Notations used in Mendel’s experiments:
The dominant trait is usually represented by a capital letter. For example, tallness is represented by T and dwarfness is represented by the corresponding small letter t. If tallness is due to a pair of dominant alleles, it is written as TT. If tallness is due to only one dominant allele, it is written as Tt. If both the alleles are recessive, making the organism dwarf, then it is written as tt.
A homozygous condition is one in which both the alleles are of the same nature, e.g., TT or tt. A heterozygous condition is one in which the alleles are of different nature, e.g., Tt. When two characters are taken into account, the notation for the homozygous dominant could be AABB, and for the homozygous recessive it could be aabb.

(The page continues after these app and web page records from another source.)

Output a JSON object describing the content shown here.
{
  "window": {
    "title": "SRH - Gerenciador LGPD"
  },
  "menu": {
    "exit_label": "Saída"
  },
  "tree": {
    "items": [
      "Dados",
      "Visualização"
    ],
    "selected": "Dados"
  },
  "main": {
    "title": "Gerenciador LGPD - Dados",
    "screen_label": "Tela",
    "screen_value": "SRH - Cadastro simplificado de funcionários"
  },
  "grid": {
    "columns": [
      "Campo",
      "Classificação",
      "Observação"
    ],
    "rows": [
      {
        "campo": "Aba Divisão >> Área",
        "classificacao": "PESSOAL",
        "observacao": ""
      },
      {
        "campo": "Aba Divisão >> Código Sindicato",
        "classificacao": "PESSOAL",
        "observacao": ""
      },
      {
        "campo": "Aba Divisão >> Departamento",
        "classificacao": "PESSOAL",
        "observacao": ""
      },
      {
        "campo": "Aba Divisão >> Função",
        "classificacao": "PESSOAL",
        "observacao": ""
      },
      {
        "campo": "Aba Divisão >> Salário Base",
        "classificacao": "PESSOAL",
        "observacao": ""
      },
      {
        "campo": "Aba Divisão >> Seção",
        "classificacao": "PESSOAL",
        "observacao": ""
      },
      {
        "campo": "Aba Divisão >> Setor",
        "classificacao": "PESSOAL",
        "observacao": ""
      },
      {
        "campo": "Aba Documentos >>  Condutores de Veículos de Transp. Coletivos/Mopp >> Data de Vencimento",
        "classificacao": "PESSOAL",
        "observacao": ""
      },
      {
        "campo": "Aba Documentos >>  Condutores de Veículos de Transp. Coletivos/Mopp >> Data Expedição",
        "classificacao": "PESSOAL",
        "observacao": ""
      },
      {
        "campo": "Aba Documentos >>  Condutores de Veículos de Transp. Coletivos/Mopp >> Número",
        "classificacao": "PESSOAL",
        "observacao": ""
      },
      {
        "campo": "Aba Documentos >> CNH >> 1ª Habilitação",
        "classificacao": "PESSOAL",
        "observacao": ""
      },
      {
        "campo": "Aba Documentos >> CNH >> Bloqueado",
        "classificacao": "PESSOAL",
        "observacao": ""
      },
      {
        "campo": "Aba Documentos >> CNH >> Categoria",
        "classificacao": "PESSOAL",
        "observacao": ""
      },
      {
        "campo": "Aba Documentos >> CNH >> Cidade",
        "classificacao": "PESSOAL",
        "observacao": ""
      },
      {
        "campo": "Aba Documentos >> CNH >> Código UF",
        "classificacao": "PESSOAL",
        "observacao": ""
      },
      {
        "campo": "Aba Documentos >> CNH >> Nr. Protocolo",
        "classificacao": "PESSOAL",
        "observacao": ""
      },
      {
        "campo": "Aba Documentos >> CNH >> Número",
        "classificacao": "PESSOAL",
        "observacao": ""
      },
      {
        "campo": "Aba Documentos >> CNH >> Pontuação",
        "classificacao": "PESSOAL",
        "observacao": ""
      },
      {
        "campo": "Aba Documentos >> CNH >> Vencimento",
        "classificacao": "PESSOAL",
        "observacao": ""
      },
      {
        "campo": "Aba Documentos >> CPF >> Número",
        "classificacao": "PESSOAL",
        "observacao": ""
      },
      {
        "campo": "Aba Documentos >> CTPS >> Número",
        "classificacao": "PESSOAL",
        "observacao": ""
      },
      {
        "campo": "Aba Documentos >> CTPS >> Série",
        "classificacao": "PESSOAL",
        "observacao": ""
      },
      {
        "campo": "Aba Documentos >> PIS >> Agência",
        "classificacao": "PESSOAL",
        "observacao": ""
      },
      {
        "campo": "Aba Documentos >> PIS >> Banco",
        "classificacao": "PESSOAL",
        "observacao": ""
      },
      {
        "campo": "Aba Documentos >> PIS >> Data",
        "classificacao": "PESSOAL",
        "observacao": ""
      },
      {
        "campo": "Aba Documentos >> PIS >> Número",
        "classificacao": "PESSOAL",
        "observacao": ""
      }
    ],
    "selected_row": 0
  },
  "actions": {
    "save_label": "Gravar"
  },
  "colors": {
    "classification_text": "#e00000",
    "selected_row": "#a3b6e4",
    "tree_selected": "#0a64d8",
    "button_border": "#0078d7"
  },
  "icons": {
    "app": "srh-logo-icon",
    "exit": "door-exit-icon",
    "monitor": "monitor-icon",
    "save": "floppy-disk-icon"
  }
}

Inheritance of one character:
When the tall plants in F1 were crossed among themselves, the F2 generation had 75% tall plants and 25% dwarf plants. Thus, the phenotype ratio was 3: 1 (see Figure 7.3). These led Mendel to conclude that the alleles representing dwarfness were intact and were neither lost nor altered. Mendel’s experiment with one character (monohybrid cross) led to the formulation of the law, or principle, of segregation. It states that although the alleles of a character remain together, they are separated in subsequent generations.
Independent inheritance of two separate characters:
After studying the inheritance of the contrasting traits of one character, Mendel went on to perform an experiment with two characters (dihybrid cross). He crossed a plant having round and yellow seeds with a plant having wrinkled and green seeds. All the F1 plants had round and yellow seeds.
When a certain number of F1 plants were crossed among themselves, they gave rise to four types of seeds. Of these, 315 seeds were round and yellow, 108 were round and green, 101 were wrinkled and yellow, and 32 were wrinkled and green. Hence, their phenotype ratio was about 9:3:3:1 (see Figure 7.4).
What does this result indicate? It indicates that the chances for the pea seeds to be round or wrinkled do not depend on their chances to be yellow or green. Each pair of alleles is independent of the other pairs. This is the principle of independent assortment.
Mendel’s studies provided a breakthrough in our knowledge of heredity. While formulating the principles of heredity, Mendel stated that the units of heredity (which he called ‘factors’) controlled the inheritance of characters. (This view is radically different from an earlier view held by some scientists.
These scientists held that characters mixed like paints of different colours. When brought together in the zygote, they got mixed and could not be separated again. This blending of characters gave rise to intermediate characters.)
What Mendel could not determine was the nature of the ‘factors’. Now, scientists have not only come to know about the physical location of these hereditary units (genes) but have also discovered their molecular compositions. The unraveling of the physical basis of heredity is regarded as the most fascinating history of modem biology.
Mechanism of expression of traits:
A gene contains the information for making proteins in the cell. The proteins synthesized according to this information may be enzymes that catalyse biochemical reactions. Each trait is the outcome of several such biochemical reactions, each of which is controlled by a specific enzyme.
If the enzyme is not produced because its gene is absent, that particular reaction will not occur and the trait resulting from its reaction will not appear phenotypically. Thus, each trait is controlled by a gene.
Each parent contributes one copy of the gene for a particular character. Thus there are two genes for every character. In the gamete, however, only one copy is present because of reduction division. What Mendel perceived was that each gene (allele) is an independent unit which is neither linked with nor influenced by the other gene. Also, each allele can be separated in gametes.